> The task
Repeat the data exactly, leaving out any image.

Dataset rows describing interfaces:

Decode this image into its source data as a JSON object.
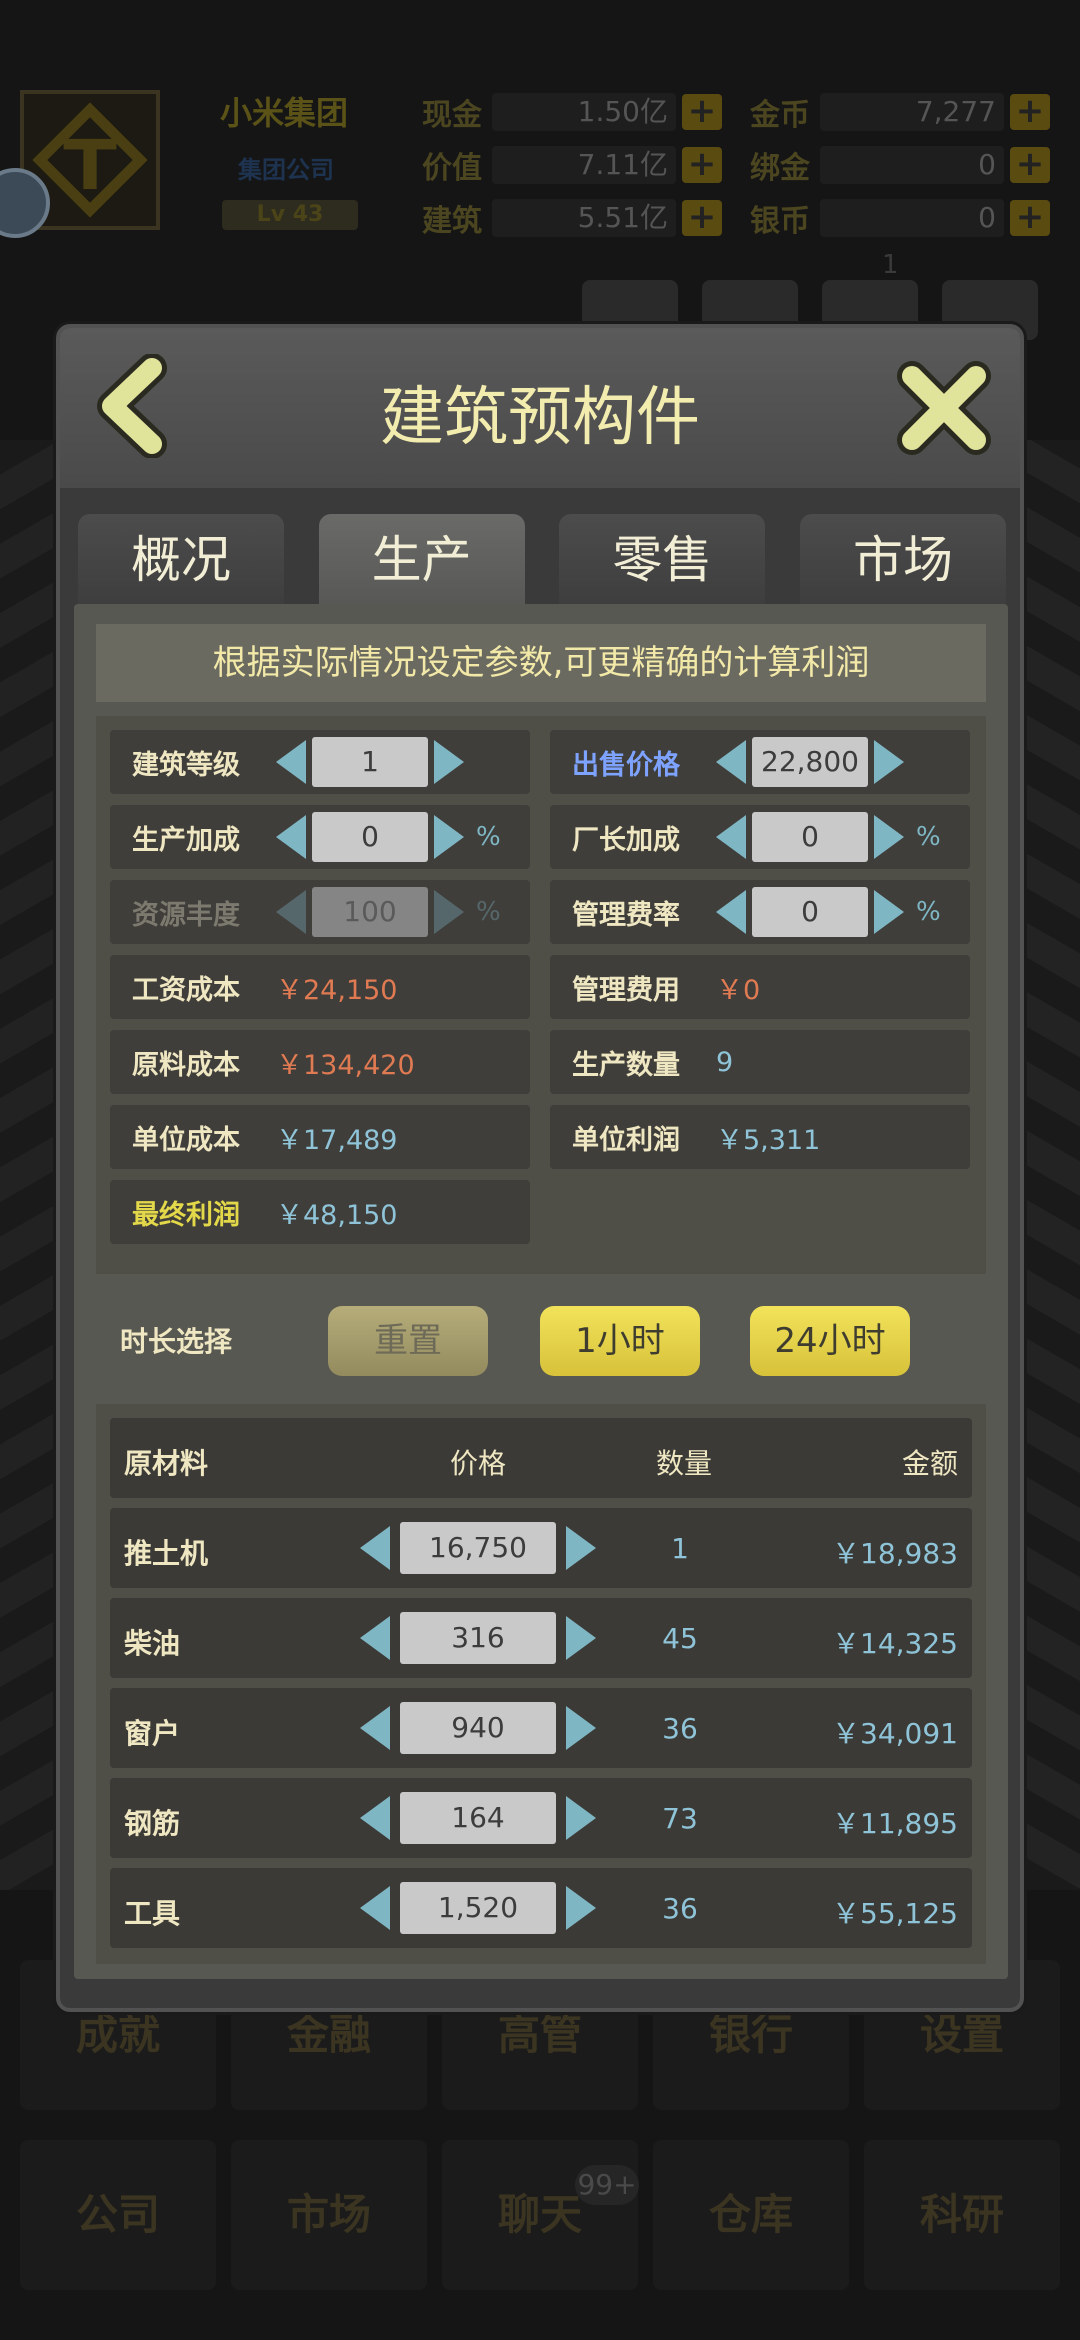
{
  "hud": {
    "company_name": "小米集团",
    "company_type": "集团公司",
    "level": "Lv 43",
    "stats": [
      {
        "label": "现金",
        "value": "1.50亿"
      },
      {
        "label": "价值",
        "value": "7.11亿"
      },
      {
        "label": "建筑",
        "value": "5.51亿"
      },
      {
        "label": "金币",
        "value": "7,277"
      },
      {
        "label": "绑金",
        "value": "0"
      },
      {
        "label": "银币",
        "value": "0"
      }
    ],
    "plus": "+",
    "notif_count": "1"
  },
  "bottom_menu": {
    "row1": [
      "成就",
      "金融",
      "高管",
      "银行",
      "设置"
    ],
    "row2": [
      "公司",
      "市场",
      "聊天",
      "仓库",
      "科研"
    ],
    "chat_badge": "99+"
  },
  "dialog": {
    "title": "建筑预构件",
    "tabs": [
      "概况",
      "生产",
      "零售",
      "市场"
    ],
    "active_tab": 1,
    "hint": "根据实际情况设定参数,可更精确的计算利润",
    "params": {
      "level": {
        "label": "建筑等级",
        "value": "1"
      },
      "sale_price": {
        "label": "出售价格",
        "value": "22,800"
      },
      "prod_bonus": {
        "label": "生产加成",
        "value": "0",
        "unit": "%"
      },
      "manager_bonus": {
        "label": "厂长加成",
        "value": "0",
        "unit": "%"
      },
      "resource": {
        "label": "资源丰度",
        "value": "100",
        "unit": "%"
      },
      "mgmt_rate": {
        "label": "管理费率",
        "value": "0",
        "unit": "%"
      },
      "wage_cost": {
        "label": "工资成本",
        "value": "￥24,150"
      },
      "mgmt_fee": {
        "label": "管理费用",
        "value": "￥0"
      },
      "material_cost": {
        "label": "原料成本",
        "value": "￥134,420"
      },
      "output_qty": {
        "label": "生产数量",
        "value": "9"
      },
      "unit_cost": {
        "label": "单位成本",
        "value": "￥17,489"
      },
      "unit_profit": {
        "label": "单位利润",
        "value": "￥5,311"
      },
      "final_profit": {
        "label": "最终利润",
        "value": "￥48,150"
      }
    },
    "duration": {
      "label": "时长选择",
      "reset": "重置",
      "one_hour": "1小时",
      "day": "24小时"
    },
    "materials": {
      "headers": {
        "name": "原材料",
        "price": "价格",
        "qty": "数量",
        "amount": "金额"
      },
      "rows": [
        {
          "name": "推土机",
          "price": "16,750",
          "qty": "1",
          "amount": "￥18,983"
        },
        {
          "name": "柴油",
          "price": "316",
          "qty": "45",
          "amount": "￥14,325"
        },
        {
          "name": "窗户",
          "price": "940",
          "qty": "36",
          "amount": "￥34,091"
        },
        {
          "name": "钢筋",
          "price": "164",
          "qty": "73",
          "amount": "￥11,895"
        },
        {
          "name": "工具",
          "price": "1,520",
          "qty": "36",
          "amount": "￥55,125"
        }
      ]
    }
  }
}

> Response box
Decode this image into its source data as a JSON object.
{
  "hud": {
    "company_name": "小米集团",
    "company_type": "集团公司",
    "level": "Lv 43",
    "stats": [
      {
        "label": "现金",
        "value": "1.50亿"
      },
      {
        "label": "价值",
        "value": "7.11亿"
      },
      {
        "label": "建筑",
        "value": "5.51亿"
      },
      {
        "label": "金币",
        "value": "7,277"
      },
      {
        "label": "绑金",
        "value": "0"
      },
      {
        "label": "银币",
        "value": "0"
      }
    ],
    "plus": "+",
    "notif_count": "1"
  },
  "bottom_menu": {
    "row1": [
      "成就",
      "金融",
      "高管",
      "银行",
      "设置"
    ],
    "row2": [
      "公司",
      "市场",
      "聊天",
      "仓库",
      "科研"
    ],
    "chat_badge": "99+"
  },
  "dialog": {
    "title": "建筑预构件",
    "tabs": [
      "概况",
      "生产",
      "零售",
      "市场"
    ],
    "active_tab": 1,
    "hint": "根据实际情况设定参数,可更精确的计算利润",
    "params": {
      "level": {
        "label": "建筑等级",
        "value": "1"
      },
      "sale_price": {
        "label": "出售价格",
        "value": "22,800"
      },
      "prod_bonus": {
        "label": "生产加成",
        "value": "0",
        "unit": "%"
      },
      "manager_bonus": {
        "label": "厂长加成",
        "value": "0",
        "unit": "%"
      },
      "resource": {
        "label": "资源丰度",
        "value": "100",
        "unit": "%"
      },
      "mgmt_rate": {
        "label": "管理费率",
        "value": "0",
        "unit": "%"
      },
      "wage_cost": {
        "label": "工资成本",
        "value": "￥24,150"
      },
      "mgmt_fee": {
        "label": "管理费用",
        "value": "￥0"
      },
      "material_cost": {
        "label": "原料成本",
        "value": "￥134,420"
      },
      "output_qty": {
        "label": "生产数量",
        "value": "9"
      },
      "unit_cost": {
        "label": "单位成本",
        "value": "￥17,489"
      },
      "unit_profit": {
        "label": "单位利润",
        "value": "￥5,311"
      },
      "final_profit": {
        "label": "最终利润",
        "value": "￥48,150"
      }
    },
    "duration": {
      "label": "时长选择",
      "reset": "重置",
      "one_hour": "1小时",
      "day": "24小时"
    },
    "materials": {
      "headers": {
        "name": "原材料",
        "price": "价格",
        "qty": "数量",
        "amount": "金额"
      },
      "rows": [
        {
          "name": "推土机",
          "price": "16,750",
          "qty": "1",
          "amount": "￥18,983"
        },
        {
          "name": "柴油",
          "price": "316",
          "qty": "45",
          "amount": "￥14,325"
        },
        {
          "name": "窗户",
          "price": "940",
          "qty": "36",
          "amount": "￥34,091"
        },
        {
          "name": "钢筋",
          "price": "164",
          "qty": "73",
          "amount": "￥11,895"
        },
        {
          "name": "工具",
          "price": "1,520",
          "qty": "36",
          "amount": "￥55,125"
        }
      ]
    }
  }
}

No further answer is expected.